So then off we went to market. Ben arranged for artwork to be done, and ebook and Print on Demand copies were made available through Createspace, Amazon and several other online sales sources. In the meantime, Ben introduced me to Vellum, and using this, and InDesign, I was able to create the requisite files to design and create a couple of other books of short stories, which I put on the market quickly and easily. I made mistakes but I have been able to correct them, and the result is that I have three books of short stories and one novel available on my website to date.

Part 4 – What I’ve learned

Finding an assisted self-publisher you can trust is a terrific approach.I trust Ben and his team, but I have also gained the confidence to do a little of the design and artwork myself. However when it comes to cover design for serious works, and especially to editing, you simply must place yourself in the hands of a professional. For my money, Hourigan & Co, fit the bill, but you may want to seek out others.

The biggest thing I’ve learned, though, is just how hard it is to market yourself and your books, even with talented folks like Ben and his team behind you. It’s a tough slog, and I am finding it hard even to give books away, let alone sell any.
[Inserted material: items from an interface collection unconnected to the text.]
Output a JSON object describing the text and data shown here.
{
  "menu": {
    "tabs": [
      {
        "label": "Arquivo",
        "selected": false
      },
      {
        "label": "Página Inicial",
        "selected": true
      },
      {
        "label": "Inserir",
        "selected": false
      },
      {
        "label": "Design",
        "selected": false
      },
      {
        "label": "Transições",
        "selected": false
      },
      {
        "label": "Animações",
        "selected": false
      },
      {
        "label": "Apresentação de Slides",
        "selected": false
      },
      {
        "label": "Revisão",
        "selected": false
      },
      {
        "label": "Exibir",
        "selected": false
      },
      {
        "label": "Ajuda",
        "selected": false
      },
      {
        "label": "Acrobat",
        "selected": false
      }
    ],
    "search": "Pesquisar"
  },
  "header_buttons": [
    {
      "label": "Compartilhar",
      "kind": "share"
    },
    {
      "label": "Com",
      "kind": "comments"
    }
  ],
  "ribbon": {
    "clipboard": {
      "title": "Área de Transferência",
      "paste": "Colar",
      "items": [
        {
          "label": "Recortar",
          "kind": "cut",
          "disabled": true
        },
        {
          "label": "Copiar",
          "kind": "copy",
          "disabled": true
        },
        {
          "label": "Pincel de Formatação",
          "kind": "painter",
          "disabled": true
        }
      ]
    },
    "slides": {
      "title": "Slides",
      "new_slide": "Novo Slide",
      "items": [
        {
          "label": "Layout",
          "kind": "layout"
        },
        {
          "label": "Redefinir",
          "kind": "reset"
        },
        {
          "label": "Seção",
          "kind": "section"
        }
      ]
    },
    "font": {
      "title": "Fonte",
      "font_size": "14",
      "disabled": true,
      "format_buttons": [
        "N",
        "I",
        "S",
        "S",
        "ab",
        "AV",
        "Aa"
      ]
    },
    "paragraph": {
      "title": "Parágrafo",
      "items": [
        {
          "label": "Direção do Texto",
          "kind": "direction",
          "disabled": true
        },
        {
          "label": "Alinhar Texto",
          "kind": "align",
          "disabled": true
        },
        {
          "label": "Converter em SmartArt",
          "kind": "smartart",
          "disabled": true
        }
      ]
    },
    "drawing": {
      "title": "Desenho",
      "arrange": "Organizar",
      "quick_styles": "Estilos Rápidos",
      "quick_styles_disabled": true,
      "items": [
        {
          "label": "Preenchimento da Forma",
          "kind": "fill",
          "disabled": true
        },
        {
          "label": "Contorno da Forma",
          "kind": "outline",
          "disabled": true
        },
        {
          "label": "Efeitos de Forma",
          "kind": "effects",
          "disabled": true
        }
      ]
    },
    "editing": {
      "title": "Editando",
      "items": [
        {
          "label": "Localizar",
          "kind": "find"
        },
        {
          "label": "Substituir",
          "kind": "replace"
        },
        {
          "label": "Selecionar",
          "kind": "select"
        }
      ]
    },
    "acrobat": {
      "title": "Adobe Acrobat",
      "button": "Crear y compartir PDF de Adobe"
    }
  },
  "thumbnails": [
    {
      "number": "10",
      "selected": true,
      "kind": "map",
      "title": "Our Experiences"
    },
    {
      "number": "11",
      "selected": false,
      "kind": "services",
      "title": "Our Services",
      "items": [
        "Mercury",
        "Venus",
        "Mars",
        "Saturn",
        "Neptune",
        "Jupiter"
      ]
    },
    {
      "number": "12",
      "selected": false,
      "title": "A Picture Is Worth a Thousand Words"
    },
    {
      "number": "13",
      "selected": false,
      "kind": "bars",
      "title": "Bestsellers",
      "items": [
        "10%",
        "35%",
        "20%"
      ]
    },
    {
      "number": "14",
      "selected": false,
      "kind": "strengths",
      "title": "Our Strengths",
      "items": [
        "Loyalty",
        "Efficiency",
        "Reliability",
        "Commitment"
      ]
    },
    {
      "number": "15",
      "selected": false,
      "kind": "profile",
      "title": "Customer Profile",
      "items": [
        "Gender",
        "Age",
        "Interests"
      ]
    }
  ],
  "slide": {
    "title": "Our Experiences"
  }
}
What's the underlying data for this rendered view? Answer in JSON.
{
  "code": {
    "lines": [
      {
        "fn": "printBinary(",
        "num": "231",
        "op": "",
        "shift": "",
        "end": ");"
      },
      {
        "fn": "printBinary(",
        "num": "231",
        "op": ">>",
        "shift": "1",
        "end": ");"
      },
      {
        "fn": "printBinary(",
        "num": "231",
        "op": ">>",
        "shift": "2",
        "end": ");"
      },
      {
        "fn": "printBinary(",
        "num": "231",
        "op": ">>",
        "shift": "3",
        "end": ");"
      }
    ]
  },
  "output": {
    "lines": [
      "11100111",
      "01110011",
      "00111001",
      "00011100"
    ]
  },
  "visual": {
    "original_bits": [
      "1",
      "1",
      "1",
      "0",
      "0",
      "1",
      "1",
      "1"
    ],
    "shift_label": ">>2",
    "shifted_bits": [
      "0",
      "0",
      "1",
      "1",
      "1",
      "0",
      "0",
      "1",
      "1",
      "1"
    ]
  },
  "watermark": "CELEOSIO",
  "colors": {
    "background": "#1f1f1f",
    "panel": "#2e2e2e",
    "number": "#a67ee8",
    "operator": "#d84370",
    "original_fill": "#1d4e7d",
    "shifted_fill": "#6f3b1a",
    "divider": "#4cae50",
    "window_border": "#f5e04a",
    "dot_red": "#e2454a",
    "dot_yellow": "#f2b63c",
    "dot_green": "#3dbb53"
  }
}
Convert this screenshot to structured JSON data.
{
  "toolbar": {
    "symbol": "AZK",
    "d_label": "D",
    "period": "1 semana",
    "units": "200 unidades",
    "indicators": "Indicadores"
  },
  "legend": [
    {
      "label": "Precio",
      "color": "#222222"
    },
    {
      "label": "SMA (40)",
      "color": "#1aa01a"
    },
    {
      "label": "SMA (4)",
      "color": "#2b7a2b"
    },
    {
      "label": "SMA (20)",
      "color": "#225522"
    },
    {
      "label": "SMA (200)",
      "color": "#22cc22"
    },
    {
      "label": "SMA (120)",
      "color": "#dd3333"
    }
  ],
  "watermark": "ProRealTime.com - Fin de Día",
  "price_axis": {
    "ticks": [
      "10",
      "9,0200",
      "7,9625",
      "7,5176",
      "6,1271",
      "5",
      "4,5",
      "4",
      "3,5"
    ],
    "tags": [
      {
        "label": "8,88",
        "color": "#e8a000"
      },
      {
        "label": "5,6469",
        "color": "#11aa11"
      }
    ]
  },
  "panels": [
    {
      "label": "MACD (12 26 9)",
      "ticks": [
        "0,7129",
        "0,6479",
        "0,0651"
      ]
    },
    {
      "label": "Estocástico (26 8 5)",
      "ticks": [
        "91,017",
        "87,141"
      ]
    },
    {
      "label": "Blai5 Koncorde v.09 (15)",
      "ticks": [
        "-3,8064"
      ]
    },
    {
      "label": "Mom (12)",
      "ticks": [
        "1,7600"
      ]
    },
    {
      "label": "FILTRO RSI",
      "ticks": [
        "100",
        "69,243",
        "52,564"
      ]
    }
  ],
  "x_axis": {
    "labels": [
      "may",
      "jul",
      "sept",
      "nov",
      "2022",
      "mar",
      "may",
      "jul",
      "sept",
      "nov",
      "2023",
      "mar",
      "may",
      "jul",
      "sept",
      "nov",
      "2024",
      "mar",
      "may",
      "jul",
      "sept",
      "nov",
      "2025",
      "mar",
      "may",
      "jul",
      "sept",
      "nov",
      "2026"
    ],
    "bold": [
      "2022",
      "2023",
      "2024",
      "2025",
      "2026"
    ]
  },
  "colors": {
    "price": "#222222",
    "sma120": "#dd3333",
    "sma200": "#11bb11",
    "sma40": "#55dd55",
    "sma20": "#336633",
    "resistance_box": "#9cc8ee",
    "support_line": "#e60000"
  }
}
I’ll persevere, because I believe in my writing and in myself, and because I am growing thicker skin every day.

If you choose to do the same, I wish you every success.